What happens on our online experiences is as it relates to social media, we tend to get locked into our own ideology and people who share only our views on things. The beauty of the prefrontal, again getting back to disconnection syndrome, is it allows us to experience not only empathy but a type of empathy called cognitive empathy, and allows us the ability to participate in the viewpoint of another person, even though that viewpoint might be different from our own. The reason why this is so valuable, is it allows us to be with another person’s point-of-view, try it on, see what it’s like, and maybe gain something from that. That’s how we move the ball down the field together. That’s how we learn things.

What’s happening is we’re digging ourselves into our own ideologies. We can’t make progress like that. Diversity begets resilience. We learned that about the microbiome. We learned that the diversity of organisms in gut bacteria allows our body to be resilient to stresses of one sort or another. So, it is with diversity of opinion and points of view that allows us to be resilient moving forward, in terms of all of our challenges.

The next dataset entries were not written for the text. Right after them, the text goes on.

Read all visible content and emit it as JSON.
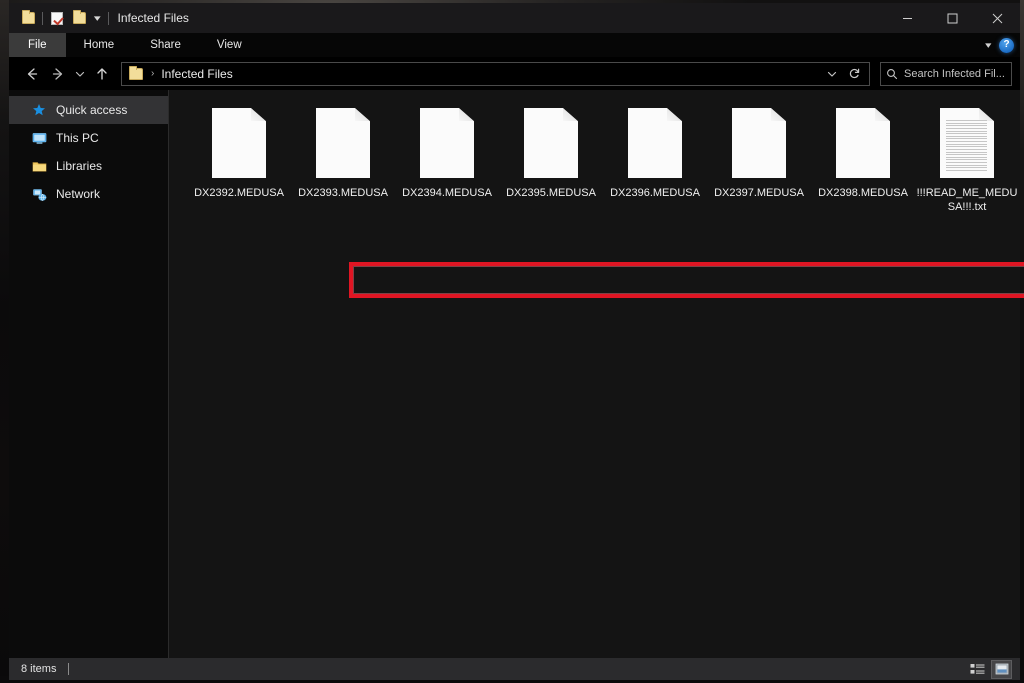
{
  "window": {
    "title": "Infected Files",
    "quick_access_toolbar": [
      {
        "icon": "folder-icon",
        "name": "explorer-folder-icon"
      },
      {
        "icon": "properties-icon",
        "name": "properties-button"
      },
      {
        "icon": "new-folder-icon",
        "name": "new-folder-button"
      },
      {
        "icon": "chevron-down-icon",
        "name": "customize-qat-button"
      }
    ],
    "controls": {
      "minimize": "Minimize",
      "maximize": "Maximize",
      "close": "Close"
    }
  },
  "ribbon": {
    "tabs": [
      {
        "label": "File",
        "selected": true
      },
      {
        "label": "Home",
        "selected": false
      },
      {
        "label": "Share",
        "selected": false
      },
      {
        "label": "View",
        "selected": false
      }
    ],
    "expand_label": "Expand the Ribbon",
    "help_label": "?"
  },
  "navbar": {
    "back_label": "Back",
    "forward_label": "Forward",
    "recent_label": "Recent locations",
    "up_label": "Up",
    "breadcrumb": "Infected Files",
    "breadcrumb_separator": "›",
    "previous_locations_label": "Previous locations",
    "refresh_label": "Refresh",
    "search_placeholder": "Search Infected Fil..."
  },
  "sidebar": {
    "items": [
      {
        "label": "Quick access",
        "icon": "star-icon",
        "selected": true
      },
      {
        "label": "This PC",
        "icon": "monitor-icon",
        "selected": false
      },
      {
        "label": "Libraries",
        "icon": "folder-icon",
        "selected": false
      },
      {
        "label": "Network",
        "icon": "network-icon",
        "selected": false
      }
    ]
  },
  "content": {
    "files": [
      {
        "name": "DX2392.MEDUSA",
        "type": "encrypted"
      },
      {
        "name": "DX2393.MEDUSA",
        "type": "encrypted"
      },
      {
        "name": "DX2394.MEDUSA",
        "type": "encrypted"
      },
      {
        "name": "DX2395.MEDUSA",
        "type": "encrypted"
      },
      {
        "name": "DX2396.MEDUSA",
        "type": "encrypted"
      },
      {
        "name": "DX2397.MEDUSA",
        "type": "encrypted"
      },
      {
        "name": "DX2398.MEDUSA",
        "type": "encrypted"
      },
      {
        "name": "!!!READ_ME_MEDUSA!!!.txt",
        "type": "text"
      }
    ]
  },
  "annotation": {
    "color": "#e01523",
    "label": "encrypted-files-highlight"
  },
  "statusbar": {
    "item_count": "8 items",
    "views": [
      {
        "name": "details-view",
        "active": false
      },
      {
        "name": "large-icons-view",
        "active": true
      }
    ]
  }
}
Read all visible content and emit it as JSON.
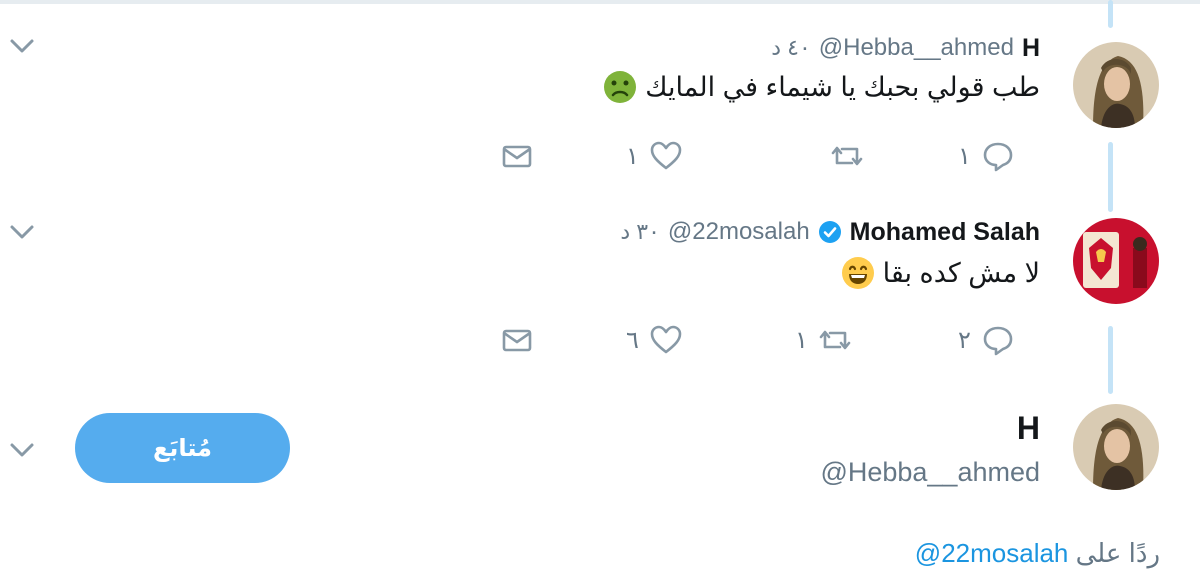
{
  "tweets": [
    {
      "name": "H",
      "handle": "@Hebba__ahmed",
      "time": "٤٠ د",
      "text": "طب قولي بحبك يا شيماء في المايك",
      "emoji": "nauseated-face-icon",
      "replies": "١",
      "retweets": "",
      "likes": "١"
    },
    {
      "name": "Mohamed Salah",
      "handle": "@22mosalah",
      "verified": true,
      "time": "٣٠ د",
      "text": "لا مش كده بقا",
      "emoji": "grinning-face-icon",
      "replies": "٢",
      "retweets": "١",
      "likes": "٦"
    }
  ],
  "compose": {
    "name": "H",
    "handle": "@Hebba__ahmed",
    "follow_label": "مُتابَع",
    "reply_prefix": "ردًا على",
    "reply_mention": "@22mosalah"
  },
  "colors": {
    "accent": "#1b95e0",
    "button": "#55acee",
    "muted": "#657786",
    "thread_line": "#c4e3f7"
  }
}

Integrative Practitioner: If practitioners are able to put this together, what is the result for individuals and for the greater community?

Perlmutter: This started with the doctor-patient relationship. That was the genesis of our work. Obviously, as you see now, where it’s gone is looking at so many aspects of what defines us as being humans, but I think that it is instructive from a doctor-patient relationship perspective that this is a tool that will allow us as clinicians to be ultimately more effective at our craft.

A lot of what happens in integrative medicine is centered around the meaning of the word “doctor.” Doctor does not mean healer, it means teacher. Unfortunately, in allopathic medicine, there’s very little of that that happens. It’s mostly about, “take this drug because I said so, because I’m the doctor, and be a good patient.”

Much more in the world of the integrative relationship involves sharing of information and changing activity and choices, especially as they relate to lifestyle, and that’s what our training is all about. It’s obviously a much more—that’s what integrative means, it’s far more than just simply a one-way, billiard ball mentality, of taking a pill to effect one chemical change. So, it really plays in nicely to the goal of the integrative practitioner to be more effective in transmitting information, but more so in terms of the idea that this information is finally going to get some legs in terms of action. That’s what we’re looking for because we spend so much time at our conferences and in our journals, learning how to make the very best recommendations to patients, but it falls short when that information is transmitted and ignored. So, this is another tool that we have now to enhance our effectiveness.

Editor’s note: This interview was edited and condensed.